You add test cases to a test suite by adding test case methods to a test suite class. A test case method is an instance method of a test suite class that’s named test..., with no parameters, and whose return type is void. A test case method calls the code being tested (known as the unit), and reports whether the calls produced the expected result—for example, whether they return the anticipated value or raise an appropriate exception. Test case methods use a set of macros to check for the expected conditions and report their findings. Unit-Test Result Macro Reference describes these macros.

For a test case method to access the unit to be tested, you have to add the appropriate implementation files to the unit test target and import the corresponding header files into your test suite class. For an example of a project that uses unit tests, see the Unit Testing Apps and Frameworks sample-code project.

This is the structure of a test case method:

- (void)test<test_case_name> {
   ...     // Set up, call test-case subject API.
   ST...   // Report pass/fail to testing framework.
   ...     // Tear down.

When Xcode runs unit tests, it invokes each test case method independently. Therefore, each method must prepare and clean up any auxiliary variables, structures, and objects it needs to interact with the subject API. Conveniently, you can add a pair of methods to a test suite class that are called before and after each test case method is invoked: setUp and tearDown. Just like test case methods, the type of both methods is void and they take no arguments.

This is an example of a setUp/tearDown method pair:
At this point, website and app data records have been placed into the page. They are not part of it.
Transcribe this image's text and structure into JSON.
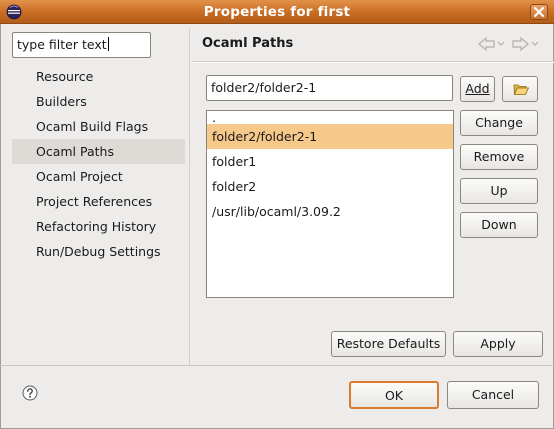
{
  "window": {
    "title": "Properties for first"
  },
  "filter": {
    "value": "type filter text"
  },
  "nav": {
    "items": [
      {
        "label": "Resource",
        "selected": false
      },
      {
        "label": "Builders",
        "selected": false
      },
      {
        "label": "Ocaml Build Flags",
        "selected": false
      },
      {
        "label": "Ocaml Paths",
        "selected": true
      },
      {
        "label": "Ocaml Project",
        "selected": false
      },
      {
        "label": "Project References",
        "selected": false
      },
      {
        "label": "Refactoring History",
        "selected": false
      },
      {
        "label": "Run/Debug Settings",
        "selected": false
      }
    ]
  },
  "page": {
    "title": "Ocaml Paths",
    "path_input_value": "folder2/folder2-1",
    "add_label": "Add",
    "paths": [
      {
        "label": ".",
        "selected": false
      },
      {
        "label": "folder2/folder2-1",
        "selected": true
      },
      {
        "label": "folder1",
        "selected": false
      },
      {
        "label": "folder2",
        "selected": false
      },
      {
        "label": "/usr/lib/ocaml/3.09.2",
        "selected": false
      }
    ],
    "change_label": "Change",
    "remove_label": "Remove",
    "up_label": "Up",
    "down_label": "Down",
    "restore_label": "Restore Defaults",
    "apply_label": "Apply"
  },
  "footer": {
    "ok_label": "OK",
    "cancel_label": "Cancel"
  },
  "colors": {
    "titlebar": "#c86c22",
    "selection_list": "#f6c889",
    "selection_nav": "#dedad5",
    "default_button_border": "#d97a2c"
  },
  "icons": {
    "titlebar": "eclipse-icon",
    "close": "close-icon",
    "back": "back-arrow-icon",
    "forward": "forward-arrow-icon",
    "browse": "folder-open-icon",
    "help": "help-icon"
  }
}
- (void)setUp {
   test_subject = [[[MyClass alloc] init] retain];
   STAssertNotNil(test_subject, @"Could not create test subject.");
- (void)tearDown {
   [test_subject release];